If you haven’t been down Second Avenue between Cambie and Burrard recently, be prepared for a shock:
It’s another instant neighbourhood, Vancouver-style. Upland from the Olympic Village, it is at once distinct from that City-directed megaproject but still a continuation of it. (Map here. The Arrow is roughly where the above image was taken. The Streetview, though only a few years old, is completely out of date ). It is a neighbourhood without a name.
Even as the Olympic Village site was being rezoned, smaller developers were assembling parcels, one by one, to take advantage of the spillover effect on sites to the south.

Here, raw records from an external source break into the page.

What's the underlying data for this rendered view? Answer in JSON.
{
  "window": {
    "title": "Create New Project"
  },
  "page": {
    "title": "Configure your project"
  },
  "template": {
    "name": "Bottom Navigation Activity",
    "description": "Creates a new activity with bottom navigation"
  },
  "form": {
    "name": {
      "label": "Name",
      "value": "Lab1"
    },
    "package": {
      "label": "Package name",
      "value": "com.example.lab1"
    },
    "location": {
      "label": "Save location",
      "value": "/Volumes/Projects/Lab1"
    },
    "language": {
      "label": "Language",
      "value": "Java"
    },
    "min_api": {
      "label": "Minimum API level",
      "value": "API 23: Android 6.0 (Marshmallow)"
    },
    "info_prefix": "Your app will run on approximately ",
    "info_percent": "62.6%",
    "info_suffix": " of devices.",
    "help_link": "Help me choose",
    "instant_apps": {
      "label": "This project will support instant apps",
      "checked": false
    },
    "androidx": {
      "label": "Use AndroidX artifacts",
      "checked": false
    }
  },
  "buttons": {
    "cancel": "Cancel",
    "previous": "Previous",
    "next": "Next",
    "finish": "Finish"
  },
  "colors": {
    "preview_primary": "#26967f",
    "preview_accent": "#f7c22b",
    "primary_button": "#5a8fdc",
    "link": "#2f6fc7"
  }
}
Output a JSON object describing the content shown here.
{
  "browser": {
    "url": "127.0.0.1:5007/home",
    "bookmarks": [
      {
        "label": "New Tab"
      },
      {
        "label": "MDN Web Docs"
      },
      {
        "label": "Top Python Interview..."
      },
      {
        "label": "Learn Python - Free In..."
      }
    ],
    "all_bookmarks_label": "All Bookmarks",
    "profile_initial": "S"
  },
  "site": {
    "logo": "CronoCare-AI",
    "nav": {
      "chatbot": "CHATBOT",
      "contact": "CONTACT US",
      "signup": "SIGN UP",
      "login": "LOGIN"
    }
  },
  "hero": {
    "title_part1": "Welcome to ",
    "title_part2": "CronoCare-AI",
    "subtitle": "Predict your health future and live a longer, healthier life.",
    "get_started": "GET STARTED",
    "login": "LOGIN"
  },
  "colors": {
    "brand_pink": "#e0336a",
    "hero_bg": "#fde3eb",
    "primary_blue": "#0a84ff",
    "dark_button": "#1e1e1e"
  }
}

That momentum came to a rather unpleasant halt because of the financial crisis and related problems with the Village, all of which made the higher-density development more risky. But ultimately Vancouver’s buoyant housing market prevailed, and a few developers like Wall Group proceeded. Then everyone else jumped in. Evidence above.
This district is roughly analagous to the North Shore of False Creek, with Pacific Boulevard as the dividing arterial between Concord Pacific on one side and Yaletown on the other. Second Avenue is looking and functioning more like Pacific Boulevard every day – but the brownfield sites and old industrial properties, with the exception of the wooden Salt and Opsal Steel buildings (to eventually be rebuilt), lack the integrity and density of historic Yaletown.
These blocks are like Downtown South, but more mid-rise – still too dense for some critics like Michael Geller, but one of the few brownfield areas left that can absorb density without impacting residential neighbourhoods. (Though it will no doubt add redevelopment pressure on the Mt. Pleasant industrial district to the south.)
But what to call this new district? Not-Quite-the-Olympic-Village is a little too long. NoSex (North of Second) probably won’t do.
Your nominations will be gratefully received.
Gordon Price is the Director of The City Program at Simon Fraser University. He sat for six terms as City Councillor in Vancouver, BC and also served on the Boards of the Greater Vancouver Regional District (Metro) and TransLink. He publishes an electronic magazine and blog on urban issues, with a focus on Vancouver, called “Price Tags” – www.pricetags.ca as well as www.pricetags.wordpress.com He has written several extensive essays on Vancouver and transportation issues – The Deceptive City, Local Politician’s Guide to Urban Transportation – and in 2003, he received the Plan Canada Award for Article of the Year – “Land Use and Transportation: The View from ’56” – from the Canadian Institute of Planners.